Joe and Derrick stumble over words, make small jokes, and gesture to people unseen by the camera but still present at the conference. They are, after all, not characters in a stock tale of redemption and forgiveness. They are people, permanently affected by the death of one girl. It is a shame that the camera was not set up such that we could see their reactions to each other's words. That would have only increased the sense of dialogue.

This testament to the seemingly-unbelievable - actually meeting and forgiving the man who killed your sister - demonstrates that the effects of a crime do not have to be limited to mere destruction. Joe and Derrick would not be at the same conference fighting against drunk driving and telling the story of Amy if it were not for that meeting. They truly are moving beyond just recounting Amy's death to honoring her life.
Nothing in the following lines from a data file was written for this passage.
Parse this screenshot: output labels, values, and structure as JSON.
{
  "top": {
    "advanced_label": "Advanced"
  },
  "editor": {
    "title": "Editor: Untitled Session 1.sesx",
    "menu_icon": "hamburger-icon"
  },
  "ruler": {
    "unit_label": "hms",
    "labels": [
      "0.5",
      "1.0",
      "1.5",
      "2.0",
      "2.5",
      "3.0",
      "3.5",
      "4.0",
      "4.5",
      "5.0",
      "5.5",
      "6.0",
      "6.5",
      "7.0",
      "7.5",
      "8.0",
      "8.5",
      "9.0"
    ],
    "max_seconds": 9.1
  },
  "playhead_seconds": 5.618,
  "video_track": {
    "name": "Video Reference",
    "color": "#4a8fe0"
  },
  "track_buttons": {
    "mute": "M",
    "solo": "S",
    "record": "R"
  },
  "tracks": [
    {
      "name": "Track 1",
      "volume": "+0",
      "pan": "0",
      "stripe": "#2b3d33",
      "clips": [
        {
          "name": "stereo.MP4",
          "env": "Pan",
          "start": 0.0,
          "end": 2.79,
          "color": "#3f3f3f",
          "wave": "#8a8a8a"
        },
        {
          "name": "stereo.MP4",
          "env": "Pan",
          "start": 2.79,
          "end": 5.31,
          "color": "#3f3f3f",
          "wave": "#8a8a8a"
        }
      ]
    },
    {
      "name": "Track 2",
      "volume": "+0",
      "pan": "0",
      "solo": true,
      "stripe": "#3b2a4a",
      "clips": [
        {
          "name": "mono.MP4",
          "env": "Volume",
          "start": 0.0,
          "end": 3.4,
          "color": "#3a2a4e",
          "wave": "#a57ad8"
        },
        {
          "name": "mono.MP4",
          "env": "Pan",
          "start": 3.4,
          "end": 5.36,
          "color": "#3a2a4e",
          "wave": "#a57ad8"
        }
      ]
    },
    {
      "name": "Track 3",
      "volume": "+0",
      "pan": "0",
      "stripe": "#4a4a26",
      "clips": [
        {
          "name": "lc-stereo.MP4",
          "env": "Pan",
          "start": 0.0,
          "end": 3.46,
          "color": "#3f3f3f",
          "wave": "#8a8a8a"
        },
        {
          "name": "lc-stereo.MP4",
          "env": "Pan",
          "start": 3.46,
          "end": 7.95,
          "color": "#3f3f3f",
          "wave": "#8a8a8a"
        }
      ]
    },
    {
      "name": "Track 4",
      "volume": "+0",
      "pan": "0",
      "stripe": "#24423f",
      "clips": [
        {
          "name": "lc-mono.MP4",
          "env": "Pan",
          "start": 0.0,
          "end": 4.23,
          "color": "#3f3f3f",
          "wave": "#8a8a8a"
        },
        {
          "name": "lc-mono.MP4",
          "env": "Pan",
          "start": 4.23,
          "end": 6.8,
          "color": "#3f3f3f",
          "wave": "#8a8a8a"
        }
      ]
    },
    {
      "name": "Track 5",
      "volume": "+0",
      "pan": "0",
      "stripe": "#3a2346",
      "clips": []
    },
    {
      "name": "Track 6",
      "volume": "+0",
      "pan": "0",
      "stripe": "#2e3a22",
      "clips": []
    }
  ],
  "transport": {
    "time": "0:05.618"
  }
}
Information about "The Amy Wall Story" can be found at the Center for Peacemaking and Conflict Studies (Fresno Pacific University) website. It costs $20 ($5 for production and handling and $15 for preventing drunk driving, as decided by Derek and Joe).